Why study innovation?

If you've just joined the business school, you are embarking on the study of innovation at a wonderful time. In fact, there has never been a better time to study it.  Innovation has worked its way up to the very top of the corporate agenda and is now the number one priority for businesses all over the world.  But it is now also the central plank in the Irish government’s plans for economic recovery and prosperity.  In short, innovation is the only game on town.  Companies that succeed in innovation will create new and sustainable businesses and will dominate the commercial landscape of the future.  Companies who fail at it will find themselves irrelevant and will be brutally swept aside.  But innovation is, and always has been, an intractable problem for managers.  It is difficult; Continue reading here [...]

Funding for Humanitarian Relief
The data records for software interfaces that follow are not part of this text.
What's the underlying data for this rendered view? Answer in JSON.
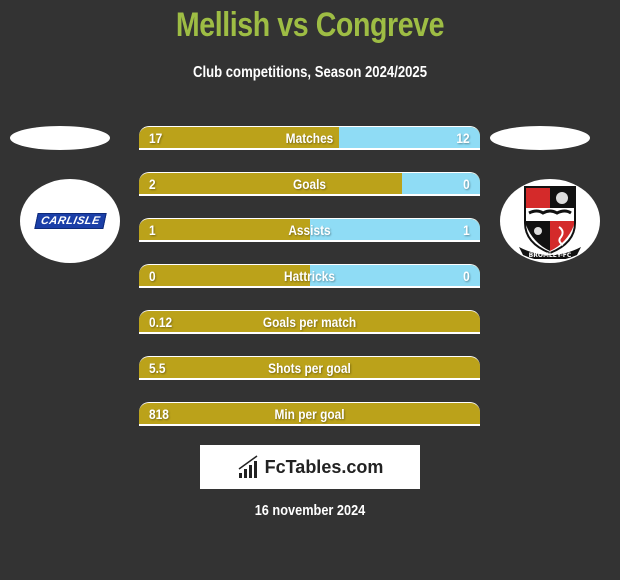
{
  "header": {
    "title": "Mellish vs Congreve",
    "subtitle": "Club competitions, Season 2024/2025"
  },
  "teams": {
    "left": {
      "name": "Carlisle",
      "logo_text": "CARLISLE"
    },
    "right": {
      "name": "Bromley FC",
      "logo_text": "BROMLEY-FC"
    }
  },
  "colors": {
    "left_bar": "#bba21a",
    "right_bar": "#8fdcf5",
    "title": "#9ebd44",
    "background": "#333333"
  },
  "stats": [
    {
      "label": "Matches",
      "left": "17",
      "right": "12",
      "left_share": 0.586
    },
    {
      "label": "Goals",
      "left": "2",
      "right": "0",
      "left_share": 0.77
    },
    {
      "label": "Assists",
      "left": "1",
      "right": "1",
      "left_share": 0.5
    },
    {
      "label": "Hattricks",
      "left": "0",
      "right": "0",
      "left_share": 0.5
    },
    {
      "label": "Goals per match",
      "left": "0.12",
      "right": null,
      "left_share": 1
    },
    {
      "label": "Shots per goal",
      "left": "5.5",
      "right": null,
      "left_share": 1
    },
    {
      "label": "Min per goal",
      "left": "818",
      "right": null,
      "left_share": 1
    }
  ],
  "footer": {
    "brand": "FcTables.com",
    "date": "16 november 2024"
  }
}
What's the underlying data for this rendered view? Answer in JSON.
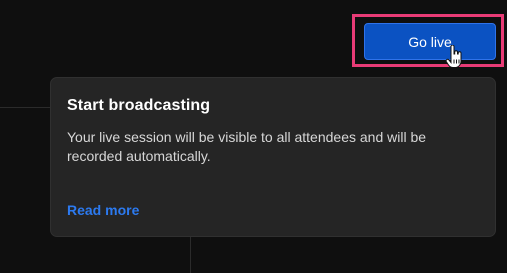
{
  "header": {
    "go_live_label": "Go live"
  },
  "cursor": {
    "icon": "hand-pointer-icon"
  },
  "tooltip": {
    "title": "Start broadcasting",
    "body": "Your live session will be visible to all attendees and will be recorded automatically.",
    "link_label": "Read more"
  },
  "colors": {
    "background": "#0f0f0f",
    "button": "#0b52c2",
    "highlight": "#e83b76",
    "card": "#252525",
    "link": "#2c7af0"
  }
}
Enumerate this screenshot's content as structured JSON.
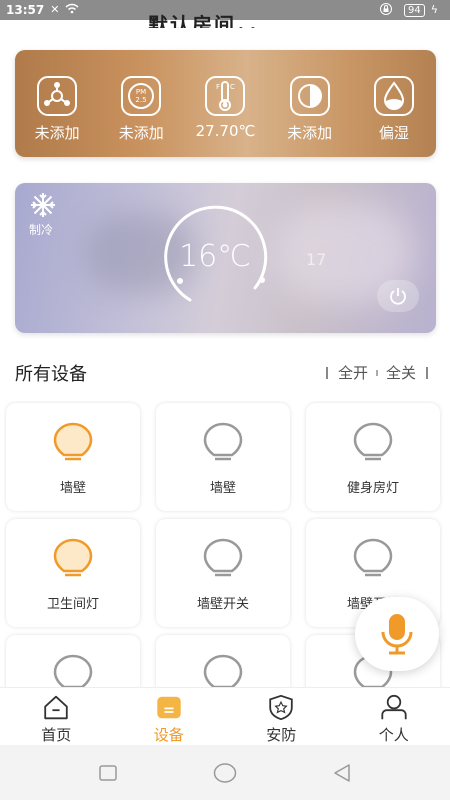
{
  "status_bar": {
    "time": "13:57",
    "battery": "94"
  },
  "header": {
    "room_title": "默认房间，，"
  },
  "environment": [
    {
      "icon": "air-purifier-icon",
      "label": "未添加"
    },
    {
      "icon": "pm25-icon",
      "label": "未添加"
    },
    {
      "icon": "thermometer-icon",
      "label": "27.70℃"
    },
    {
      "icon": "half-circle-icon",
      "label": "未添加"
    },
    {
      "icon": "humidity-drop-icon",
      "label": "偏湿"
    }
  ],
  "ac": {
    "mode_label": "制冷",
    "temperature": "16℃",
    "next_temperature": "17"
  },
  "devices_section": {
    "title": "所有设备",
    "all_on": "全开",
    "all_off": "全关"
  },
  "devices": [
    {
      "label": "墙壁",
      "on": true
    },
    {
      "label": "墙壁",
      "on": false
    },
    {
      "label": "健身房灯",
      "on": false
    },
    {
      "label": "卫生间灯",
      "on": true
    },
    {
      "label": "墙壁开关",
      "on": false
    },
    {
      "label": "墙壁开关",
      "on": false
    },
    {
      "label": "",
      "on": false
    },
    {
      "label": "",
      "on": false
    },
    {
      "label": "",
      "on": false
    }
  ],
  "nav": [
    {
      "label": "首页",
      "icon": "home-icon",
      "active": false
    },
    {
      "label": "设备",
      "icon": "device-icon",
      "active": true
    },
    {
      "label": "安防",
      "icon": "shield-icon",
      "active": false
    },
    {
      "label": "个人",
      "icon": "person-icon",
      "active": false
    }
  ],
  "colors": {
    "accent": "#f09a2a",
    "bulb_off": "#999999"
  }
}
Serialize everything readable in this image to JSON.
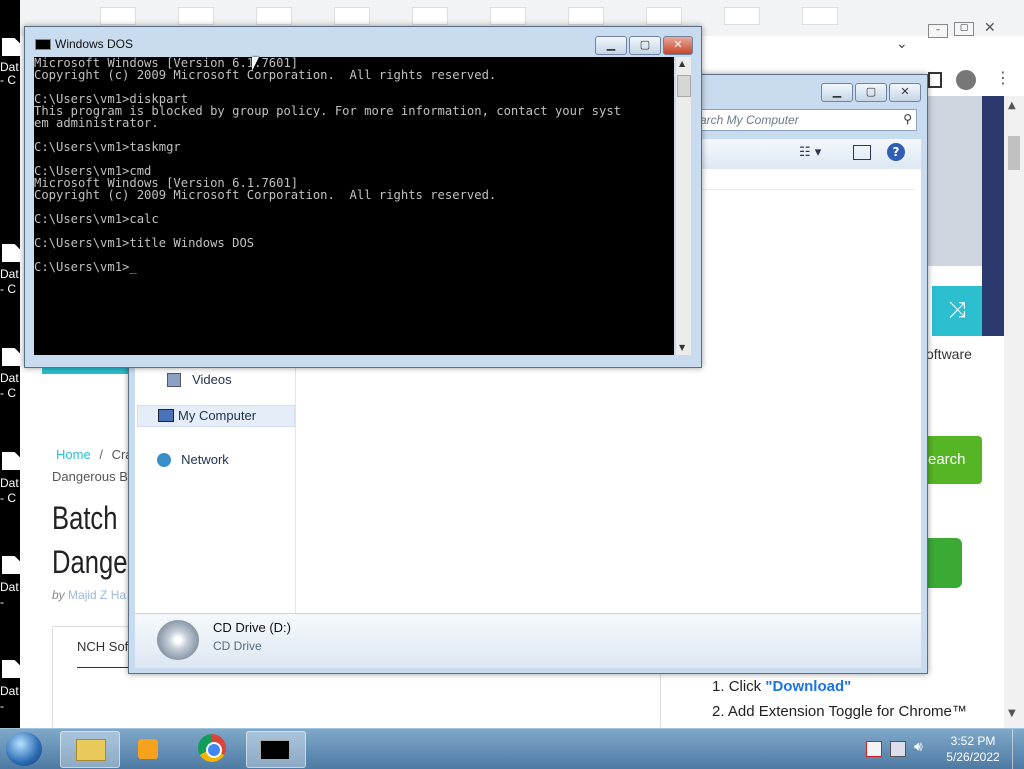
{
  "desktop": {
    "labels": [
      "Dat",
      "- C",
      "Dat",
      "- C",
      "Dat",
      "- C",
      "Dat",
      "- C",
      "Dat",
      "-",
      "Dat",
      "-"
    ]
  },
  "browser": {
    "breadcrumb_home": "Home",
    "breadcrumb_sep": "/",
    "breadcrumb_current": "Cra",
    "breadcrumb_line2": "Dangerous B",
    "title_line1": "Batch",
    "title_line2": "Dange",
    "byline_by": "by",
    "byline_author": "Majid Z Ha",
    "tab_label": "NCH Sof",
    "side_software": "oftware",
    "search_button": "earch",
    "steps": [
      {
        "num": "1.",
        "text": "Click ",
        "link": "\"Download\""
      },
      {
        "num": "2.",
        "text": "Add Extension Toggle for Chrome™",
        "link": ""
      }
    ]
  },
  "explorer": {
    "search_placeholder": "arch My Computer",
    "nav_items": [
      "Videos",
      "My Computer",
      "Network"
    ],
    "drive_name": "CD Drive (D:)",
    "drive_type": "CD Drive"
  },
  "console": {
    "title": "Windows DOS",
    "lines": [
      "Microsoft Windows [Version 6.1.7601]",
      "Copyright (c) 2009 Microsoft Corporation.  All rights reserved.",
      "",
      "C:\\Users\\vm1>diskpart",
      "This program is blocked by group policy. For more information, contact your syst",
      "em administrator.",
      "",
      "C:\\Users\\vm1>taskmgr",
      "",
      "C:\\Users\\vm1>cmd",
      "Microsoft Windows [Version 6.1.7601]",
      "Copyright (c) 2009 Microsoft Corporation.  All rights reserved.",
      "",
      "C:\\Users\\vm1>calc",
      "",
      "C:\\Users\\vm1>title Windows DOS",
      "",
      "C:\\Users\\vm1>_"
    ]
  },
  "taskbar": {
    "time": "3:52 PM",
    "date": "5/26/2022"
  },
  "colors": {
    "accent_teal": "#2bbfd0",
    "accent_green": "#56b524",
    "link_blue": "#1a73e8"
  }
}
Humanitarian aid is being stretched. Millions of people in sub-Saharan Africa are living with conflict and its legacy; natural disasters such as the earthquake in Haiti and the floods in Pakistan have the power to disrupt and sometimes even paralyse economic and social infrastructure; recovery and reconstruction remain uneven following large-scale conflict in Iraq and Afghanistan; and political turmoil is escalating in parts of the Middle East and North Africa. In many instances the people already affected by crises face additional threats, their livelihoods made more insecure by the effects of climate change and the vagaries of the global economy. The international humanitarian response to these needs reached US$16.7 billion in 2010. If this preliminary, partial estimate proves to be accurate Continue reading here [...]